By John C. Hobbins, MD, Professor and Chief of Obstetrics, University of Colorado Health Sciences Center, Denver, is Associate Editor for OB/GYN Clinical Alert.
Synopsis: These researchers propose new methods for calculating blood loss during delivery.
Source: Stafford I, et al. Visually estimated and calculated blood loss and vaginal and cesarean delivery. Am J Obstet Gynecol 2008;199:519.e1-519.e7.
A few studies have suggested that we tend to underestimate blood loss during deliveries and cesarean sections. A group from Louisiana State University has addressed this issue again in a very clever way.
Between Jan. 1, 2005, and Sept. 2, 2005, when hurricane Katrina cut the study short, complete data were available on 671 women, none having a blood transfusion. Two hundred and thirty one (34%) mothers had cesarean sections, 421 had spontaneous deliveries (62.2%), and 25 patients (3.7%) had operative vaginal deliveries. Each patient had a subjective clinical estimation of blood loss during and after her delivery, which was paired with the calculated blood volume loss by an accepted set of formulas. First, the maternal blood volume was calculated in the following way: 0.75 × [(maternal height in inches × 50) + (maternal weight in pounds × 25)]. Then the blood loss was computed by multiplying the maternal blood volume by the percent of blood volume lost, the latter being quantified by the equation: [(pre-delivery Hct - post-delivery Hct)/pre-delivery Hct]. (I have included these formulas for those wanting to more accurately determine blood loss in their patients.)

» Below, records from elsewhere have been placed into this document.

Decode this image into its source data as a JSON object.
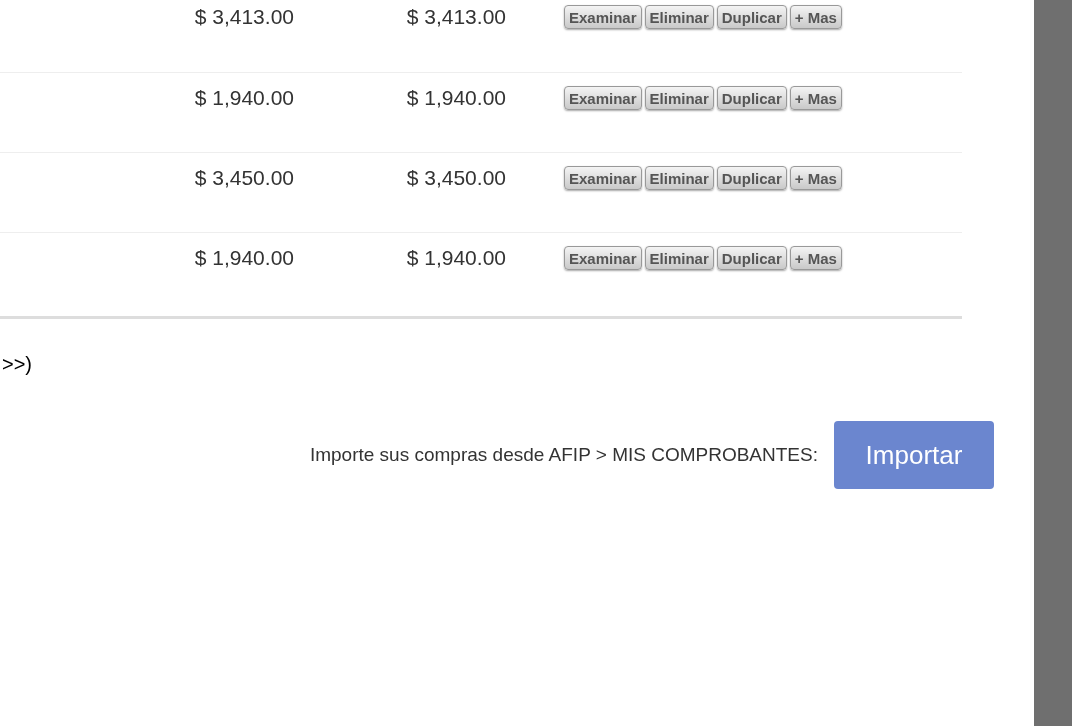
{
  "table": {
    "rows": [
      {
        "amount_1": "$ 3,413.00",
        "amount_2": "$ 3,413.00",
        "actions": [
          "Examinar",
          "Eliminar",
          "Duplicar",
          "+ Mas"
        ]
      },
      {
        "amount_1": "$ 1,940.00",
        "amount_2": "$ 1,940.00",
        "actions": [
          "Examinar",
          "Eliminar",
          "Duplicar",
          "+ Mas"
        ]
      },
      {
        "amount_1": "$ 3,450.00",
        "amount_2": "$ 3,450.00",
        "actions": [
          "Examinar",
          "Eliminar",
          "Duplicar",
          "+ Mas"
        ]
      },
      {
        "amount_1": "$ 1,940.00",
        "amount_2": "$ 1,940.00",
        "actions": [
          "Examinar",
          "Eliminar",
          "Duplicar",
          "+ Mas"
        ]
      }
    ]
  },
  "pagination_text": ">>)",
  "import": {
    "label": "Importe sus compras desde AFIP > MIS COMPROBANTES:",
    "button": "Importar"
  }
}
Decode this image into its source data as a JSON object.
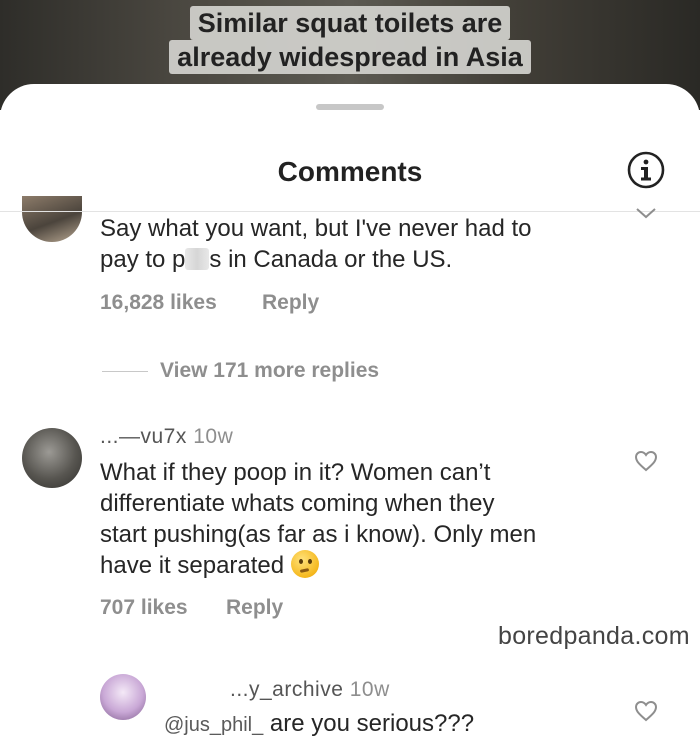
{
  "video": {
    "caption_line1": "Similar squat toilets are",
    "caption_line2": "already widespread in Asia"
  },
  "sheet": {
    "title": "Comments",
    "info_icon": "info-icon"
  },
  "comments": [
    {
      "text_before": "Say what you want, but I've never had to",
      "text_line2_a": "pay to p",
      "text_line2_b": "s in Canada or the US.",
      "likes": "16,828 likes",
      "reply_label": "Reply",
      "view_replies": "View 171 more replies"
    },
    {
      "username": "...—vu7x",
      "time": "10w",
      "lines": [
        "What if they poop in it? Women can’t",
        "differentiate whats coming when they",
        "start pushing(as far as i know). Only men",
        "have it separated"
      ],
      "emoji": "thinking-face",
      "likes": "707 likes",
      "reply_label": "Reply"
    },
    {
      "username": "...y_archive",
      "time": "10w",
      "mention": "@jus_phil_",
      "text": "are you serious???"
    }
  ],
  "watermark": "boredpanda.com"
}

The median estimated blood loss (EBL) by visual assessment was 250 cc, 300 cc, and 800 cc for normal spontaneous delivery, operative delivery, and cesarean delivery, respectively. The same median figures for calculated blood loss were 575 cc, 728 cc, and 818 cc. The median difference between the two methods was 306 cc for normal spontaneous delivery, 469 cc for operative delivery, and 75 cc (a surprise) for cesarean sections. However, when blood loss during cesarean section exceeded 1000 cc, then there was a significant underestimation by the visual method. Last, as expected, there was an impressive increase in blood loss with each successive degree of perineal laceration. For example, the calculated blood loss (by the above formulas) was 519 cc, 604 cc, 764 cc, and 932 cc for no laceration, first degree, second degree, and third/fourth degree lacerations, respectively. The visual estimations undershot the calculated value in each category by 200-580 cc.

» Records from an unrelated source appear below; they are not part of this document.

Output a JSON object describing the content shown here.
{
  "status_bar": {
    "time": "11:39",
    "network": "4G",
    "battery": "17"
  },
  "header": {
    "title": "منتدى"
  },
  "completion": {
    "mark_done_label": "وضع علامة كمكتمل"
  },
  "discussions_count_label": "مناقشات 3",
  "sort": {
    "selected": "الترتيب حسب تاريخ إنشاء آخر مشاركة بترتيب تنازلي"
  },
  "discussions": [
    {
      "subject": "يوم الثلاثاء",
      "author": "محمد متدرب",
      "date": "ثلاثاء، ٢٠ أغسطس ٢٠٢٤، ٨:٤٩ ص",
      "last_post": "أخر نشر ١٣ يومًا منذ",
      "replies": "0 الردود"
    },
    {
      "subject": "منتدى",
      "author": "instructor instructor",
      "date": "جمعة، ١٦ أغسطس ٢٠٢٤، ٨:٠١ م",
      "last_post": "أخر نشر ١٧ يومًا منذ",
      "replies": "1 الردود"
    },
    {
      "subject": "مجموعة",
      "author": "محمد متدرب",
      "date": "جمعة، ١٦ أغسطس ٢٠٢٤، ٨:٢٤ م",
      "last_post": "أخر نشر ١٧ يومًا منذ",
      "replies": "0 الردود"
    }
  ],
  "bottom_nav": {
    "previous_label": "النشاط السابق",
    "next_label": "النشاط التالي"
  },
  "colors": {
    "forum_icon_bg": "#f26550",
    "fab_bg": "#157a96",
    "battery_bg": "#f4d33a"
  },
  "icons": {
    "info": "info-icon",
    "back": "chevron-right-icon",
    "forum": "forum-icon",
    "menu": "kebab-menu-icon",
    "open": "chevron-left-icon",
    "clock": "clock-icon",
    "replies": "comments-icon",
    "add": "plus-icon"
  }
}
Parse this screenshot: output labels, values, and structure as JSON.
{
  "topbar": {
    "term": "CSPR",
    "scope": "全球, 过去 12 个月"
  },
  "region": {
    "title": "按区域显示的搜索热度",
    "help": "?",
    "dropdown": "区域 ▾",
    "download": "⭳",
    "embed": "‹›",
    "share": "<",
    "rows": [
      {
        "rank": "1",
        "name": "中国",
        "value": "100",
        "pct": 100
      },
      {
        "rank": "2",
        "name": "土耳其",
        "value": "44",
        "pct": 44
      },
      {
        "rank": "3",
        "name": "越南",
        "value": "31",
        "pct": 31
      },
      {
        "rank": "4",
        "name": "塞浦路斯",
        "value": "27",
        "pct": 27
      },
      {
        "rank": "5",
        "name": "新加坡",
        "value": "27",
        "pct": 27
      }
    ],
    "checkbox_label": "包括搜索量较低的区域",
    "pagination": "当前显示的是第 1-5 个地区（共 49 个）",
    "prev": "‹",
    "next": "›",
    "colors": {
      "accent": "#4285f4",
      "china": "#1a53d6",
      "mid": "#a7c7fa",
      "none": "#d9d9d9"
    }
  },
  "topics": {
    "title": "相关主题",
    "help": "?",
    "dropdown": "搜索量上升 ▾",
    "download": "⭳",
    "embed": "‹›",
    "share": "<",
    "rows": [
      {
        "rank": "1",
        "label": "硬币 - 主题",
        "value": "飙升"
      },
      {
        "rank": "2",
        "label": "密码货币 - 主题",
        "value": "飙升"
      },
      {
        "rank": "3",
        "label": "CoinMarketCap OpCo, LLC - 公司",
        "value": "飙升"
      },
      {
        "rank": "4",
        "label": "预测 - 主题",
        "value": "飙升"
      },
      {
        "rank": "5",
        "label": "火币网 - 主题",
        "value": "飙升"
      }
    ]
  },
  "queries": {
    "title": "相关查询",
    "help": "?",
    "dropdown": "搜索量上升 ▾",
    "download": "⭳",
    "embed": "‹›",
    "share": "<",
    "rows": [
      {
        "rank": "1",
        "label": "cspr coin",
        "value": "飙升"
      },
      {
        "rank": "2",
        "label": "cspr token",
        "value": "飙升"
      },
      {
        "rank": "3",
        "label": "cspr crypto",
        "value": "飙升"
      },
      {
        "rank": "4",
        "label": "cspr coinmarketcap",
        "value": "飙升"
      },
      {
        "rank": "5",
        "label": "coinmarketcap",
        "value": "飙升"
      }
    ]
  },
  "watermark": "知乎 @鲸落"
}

This study shows we are not very good at ballparking blood loss. Perhaps wishful thinking plays a role in our estimates, but it seems that in every category there was a major underestimation of true blood loss. Review of records of pregnancies ending in maternal mortality (13 per 100,000) or severe maternal morbidity has shown a tendency to miscalculate the seriousness of these patients' clinical conditions. Since maternal hemorrhage plays a major role in most of these complications, early blood replacement could be extremely important in preventing the rapid deterioration of these patients' conditions.

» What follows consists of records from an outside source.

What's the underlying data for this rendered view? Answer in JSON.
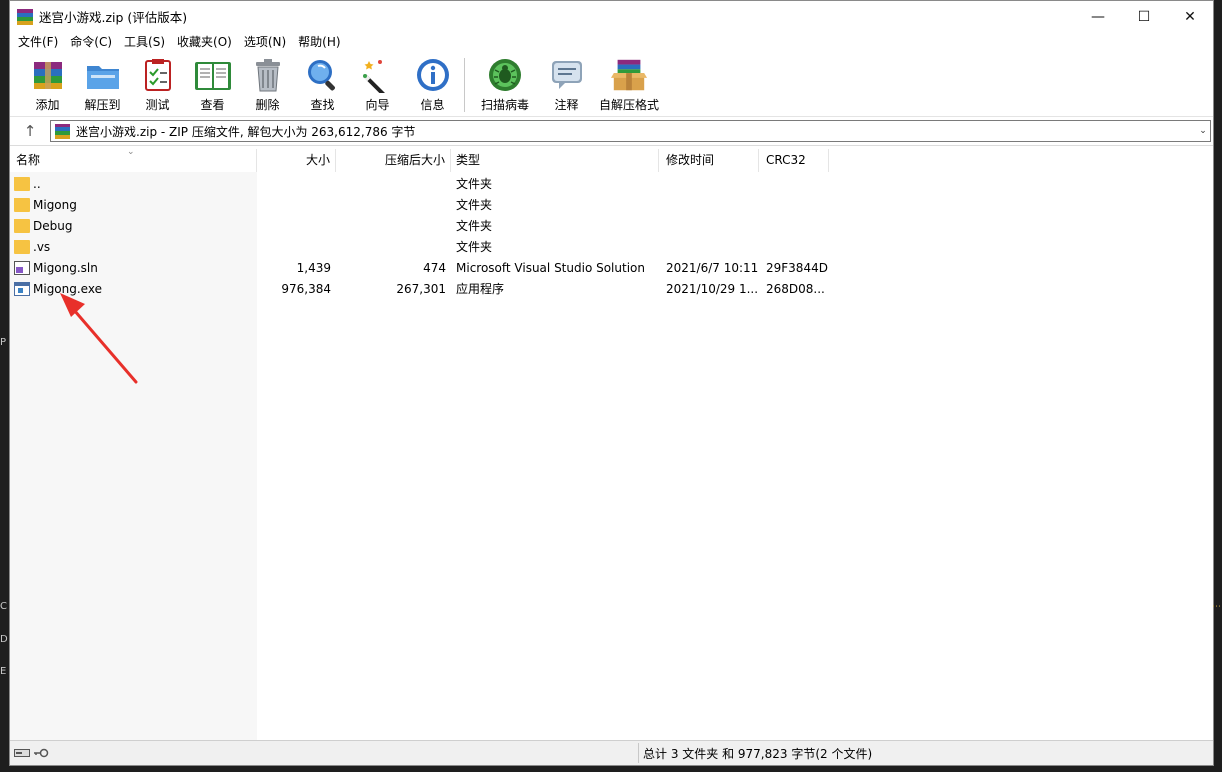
{
  "window": {
    "title": "迷宫小游戏.zip (评估版本)",
    "controls": {
      "minimize": "—",
      "maximize": "☐",
      "close": "✕"
    }
  },
  "menu": [
    "文件(F)",
    "命令(C)",
    "工具(S)",
    "收藏夹(O)",
    "选项(N)",
    "帮助(H)"
  ],
  "toolbar": [
    {
      "label": "添加",
      "icon": "add-archive-icon"
    },
    {
      "label": "解压到",
      "icon": "extract-to-icon"
    },
    {
      "label": "测试",
      "icon": "test-icon"
    },
    {
      "label": "查看",
      "icon": "view-icon"
    },
    {
      "label": "删除",
      "icon": "delete-icon"
    },
    {
      "label": "查找",
      "icon": "find-icon"
    },
    {
      "label": "向导",
      "icon": "wizard-icon"
    },
    {
      "label": "信息",
      "icon": "info-icon"
    },
    {
      "label": "扫描病毒",
      "icon": "virus-scan-icon"
    },
    {
      "label": "注释",
      "icon": "comment-icon"
    },
    {
      "label": "自解压格式",
      "icon": "sfx-icon"
    }
  ],
  "address": {
    "up": "↑",
    "text": "迷宫小游戏.zip - ZIP 压缩文件, 解包大小为 263,612,786 字节",
    "dropdown": "⌄"
  },
  "columns": {
    "name": "名称",
    "size": "大小",
    "packed": "压缩后大小",
    "type": "类型",
    "modified": "修改时间",
    "crc": "CRC32",
    "sort": "⌄"
  },
  "files": [
    {
      "name": "..",
      "size": "",
      "packed": "",
      "type": "文件夹",
      "modified": "",
      "crc": "",
      "icon": "folder-icon"
    },
    {
      "name": "Migong",
      "size": "",
      "packed": "",
      "type": "文件夹",
      "modified": "",
      "crc": "",
      "icon": "folder-icon"
    },
    {
      "name": "Debug",
      "size": "",
      "packed": "",
      "type": "文件夹",
      "modified": "",
      "crc": "",
      "icon": "folder-icon"
    },
    {
      "name": ".vs",
      "size": "",
      "packed": "",
      "type": "文件夹",
      "modified": "",
      "crc": "",
      "icon": "folder-icon"
    },
    {
      "name": "Migong.sln",
      "size": "1,439",
      "packed": "474",
      "type": "Microsoft Visual Studio Solution",
      "modified": "2021/6/7 10:11",
      "crc": "29F3844D",
      "icon": "vs-solution-icon"
    },
    {
      "name": "Migong.exe",
      "size": "976,384",
      "packed": "267,301",
      "type": "应用程序",
      "modified": "2021/10/29 1...",
      "crc": "268D08...",
      "icon": "exe-icon"
    }
  ],
  "status": {
    "text": "总计 3 文件夹 和 977,823 字节(2 个文件)"
  },
  "colors": {
    "folder": "#f6c342",
    "arrow": "#e8302a"
  }
}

This tendency to underestimate blood loss by a factor of two might possibly be something that happens only in New Orleans, but I seriously doubt it. It might be useful for us to try the above formula ourselves on a few patients to see how close we come to the EBL. However, reading this may well bias our subjective estimates.